It changes depending on how I’m thinking about it. I really like the beach sequence because it’s a whole look. I like the establishing of Barbieland and the colors and all of the women having a look on the beach together, which was part of our inspiration at the beginning. I also like the costume when she arrives back in Barbieland, which is so complete and so kind of perfect and then Barbieland isn’t perfect anymore. It’s this whole contrast between the costume and this scene, which I really like.
Are you sick of the color pink now?
No, but weirdly, when we started, it was one of the questions, you know, does Barbie have to wear pink all the time? And the answer’s no, she doesn’t really. If you look at the history of Barbie, she really doesn’t wear pink all the time. It’s a funny — it’s not a misconception, she wears a lot of pink, but if you choose a pop of color or you combine colors and you’re just bright or quite punchy, I think you can do a Barbiecore look in almost anything, any color.
What did you first think when you saw people coming out to the theaters in their best Barbie costumes?
I was so pleased because everybody knows who Barbie is. Everyone has an idea and an understanding of Barbie, and this film provides a kind of community experience that we can all participate in that everyone feels part of, and I think that’s a great thing. I didn’t even think about that happening for a second and I’m so thrilled with it.
Can you tell us about your Dream Shop collaboration with threadUP?
I’d love to talk about that because it kind of goes back to the Barbiecore thing. I’m so happy that everybody wants to participate in the whole Barbie look, and I think the dressing up is really just a great fun thing to do, but I do worry about the amount of waste. I would love for everyone to do it sustainably. If it were possible for everybody to buy vintage or secondhand of everything and have fun that way, that would be great. I think that you can actually be more creative and make a more unique look and find extraordinary pieces in vintage almost more so than you can in stores. The amount of things that have been made in the past that you could create a Barbiecore look with is infinite almost. So, I would really love it if people delved into their creative selves and found their Barbiecore look sustainably. Also, if you all shop secondhand and go out together [with friends], you’re not going to end up with the same look. You’re going to have lots of different ways of interpreting Barbiecore which is a very elastic concept. It can take a lot.

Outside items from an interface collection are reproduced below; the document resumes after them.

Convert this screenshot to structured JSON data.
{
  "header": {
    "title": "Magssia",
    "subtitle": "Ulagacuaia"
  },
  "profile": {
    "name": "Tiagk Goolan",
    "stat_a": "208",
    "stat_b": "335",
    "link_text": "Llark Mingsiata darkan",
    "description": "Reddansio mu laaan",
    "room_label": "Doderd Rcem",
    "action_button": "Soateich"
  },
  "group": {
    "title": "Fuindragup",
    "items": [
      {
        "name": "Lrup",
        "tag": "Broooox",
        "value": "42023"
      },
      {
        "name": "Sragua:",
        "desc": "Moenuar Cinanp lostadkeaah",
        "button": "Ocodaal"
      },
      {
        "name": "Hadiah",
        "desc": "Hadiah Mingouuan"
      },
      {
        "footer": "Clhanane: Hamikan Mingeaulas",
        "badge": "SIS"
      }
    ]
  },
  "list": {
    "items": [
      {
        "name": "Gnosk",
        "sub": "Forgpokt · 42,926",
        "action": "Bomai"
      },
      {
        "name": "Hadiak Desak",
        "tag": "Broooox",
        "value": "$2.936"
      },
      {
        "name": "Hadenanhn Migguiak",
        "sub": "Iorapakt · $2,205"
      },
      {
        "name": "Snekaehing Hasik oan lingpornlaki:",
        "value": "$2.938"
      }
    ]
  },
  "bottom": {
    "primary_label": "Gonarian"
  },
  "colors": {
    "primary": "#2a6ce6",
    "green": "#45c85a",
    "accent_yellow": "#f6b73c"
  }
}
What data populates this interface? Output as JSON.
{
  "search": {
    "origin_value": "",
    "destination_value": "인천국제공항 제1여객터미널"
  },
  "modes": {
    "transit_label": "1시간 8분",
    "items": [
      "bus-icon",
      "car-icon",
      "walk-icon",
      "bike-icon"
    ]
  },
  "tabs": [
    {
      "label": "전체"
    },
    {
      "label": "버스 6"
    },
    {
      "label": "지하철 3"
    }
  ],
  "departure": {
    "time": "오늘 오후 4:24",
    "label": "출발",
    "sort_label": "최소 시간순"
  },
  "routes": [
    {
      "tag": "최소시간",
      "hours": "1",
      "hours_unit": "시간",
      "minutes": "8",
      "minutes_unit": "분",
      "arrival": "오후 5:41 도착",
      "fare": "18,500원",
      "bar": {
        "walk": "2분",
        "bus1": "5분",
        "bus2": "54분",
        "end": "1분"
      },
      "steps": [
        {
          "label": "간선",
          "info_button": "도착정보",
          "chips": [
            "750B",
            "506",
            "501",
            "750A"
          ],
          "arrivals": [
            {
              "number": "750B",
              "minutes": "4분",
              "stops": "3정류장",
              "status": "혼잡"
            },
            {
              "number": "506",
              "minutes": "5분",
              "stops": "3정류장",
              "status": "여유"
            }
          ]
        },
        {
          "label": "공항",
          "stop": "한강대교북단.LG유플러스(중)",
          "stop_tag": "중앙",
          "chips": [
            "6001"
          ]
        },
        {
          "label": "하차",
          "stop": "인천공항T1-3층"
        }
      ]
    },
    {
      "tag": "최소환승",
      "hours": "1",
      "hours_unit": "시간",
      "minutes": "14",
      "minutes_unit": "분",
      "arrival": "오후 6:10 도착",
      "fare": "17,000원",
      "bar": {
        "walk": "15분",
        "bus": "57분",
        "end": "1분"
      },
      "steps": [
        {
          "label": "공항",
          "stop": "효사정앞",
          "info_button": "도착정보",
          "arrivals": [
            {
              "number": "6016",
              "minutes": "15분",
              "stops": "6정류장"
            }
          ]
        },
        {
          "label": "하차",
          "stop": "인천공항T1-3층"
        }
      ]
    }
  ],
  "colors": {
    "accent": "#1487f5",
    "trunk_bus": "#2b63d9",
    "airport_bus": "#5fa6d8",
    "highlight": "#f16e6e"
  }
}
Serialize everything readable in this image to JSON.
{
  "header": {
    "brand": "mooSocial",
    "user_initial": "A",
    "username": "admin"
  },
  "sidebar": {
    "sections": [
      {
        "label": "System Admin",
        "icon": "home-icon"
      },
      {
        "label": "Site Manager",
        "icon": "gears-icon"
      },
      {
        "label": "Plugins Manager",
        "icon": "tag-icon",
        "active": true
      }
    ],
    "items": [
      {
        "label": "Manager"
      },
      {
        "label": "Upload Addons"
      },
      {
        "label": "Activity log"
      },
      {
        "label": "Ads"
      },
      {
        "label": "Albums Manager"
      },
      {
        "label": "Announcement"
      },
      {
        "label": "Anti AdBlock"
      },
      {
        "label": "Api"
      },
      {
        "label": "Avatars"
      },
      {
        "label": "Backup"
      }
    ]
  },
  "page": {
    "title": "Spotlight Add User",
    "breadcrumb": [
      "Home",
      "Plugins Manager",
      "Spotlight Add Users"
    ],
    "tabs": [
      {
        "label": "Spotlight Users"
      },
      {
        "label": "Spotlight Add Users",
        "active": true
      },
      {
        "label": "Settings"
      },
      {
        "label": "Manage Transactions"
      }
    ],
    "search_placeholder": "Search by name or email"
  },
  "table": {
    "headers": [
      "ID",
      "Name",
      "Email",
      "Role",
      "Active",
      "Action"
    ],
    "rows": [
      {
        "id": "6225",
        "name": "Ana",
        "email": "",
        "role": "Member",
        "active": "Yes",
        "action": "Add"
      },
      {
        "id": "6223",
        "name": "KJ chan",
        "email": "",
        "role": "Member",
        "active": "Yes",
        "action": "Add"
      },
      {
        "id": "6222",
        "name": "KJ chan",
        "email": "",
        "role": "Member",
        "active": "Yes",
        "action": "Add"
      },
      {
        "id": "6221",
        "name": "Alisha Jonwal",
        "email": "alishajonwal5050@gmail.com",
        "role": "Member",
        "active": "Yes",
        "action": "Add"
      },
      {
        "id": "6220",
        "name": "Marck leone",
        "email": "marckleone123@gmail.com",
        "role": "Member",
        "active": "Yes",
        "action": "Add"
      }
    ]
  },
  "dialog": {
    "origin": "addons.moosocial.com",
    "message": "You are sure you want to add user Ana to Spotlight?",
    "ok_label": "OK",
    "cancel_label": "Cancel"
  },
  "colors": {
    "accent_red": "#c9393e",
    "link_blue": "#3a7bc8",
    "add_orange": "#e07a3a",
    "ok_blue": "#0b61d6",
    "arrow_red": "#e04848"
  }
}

I’ve interviewed a number of British costume designers. Do British women make the best costume designers?
I’ll tell you one thing about British costume designers, which is probably why you interview them more. We do a lot of period dramas here and costume designers tend to get more recognition for period dramas, and so maybe they get interviewed more often. But actually, we should broaden it out. All costume designing can be tough, and I think everyone deserves recognition, not just ones that do period dramas.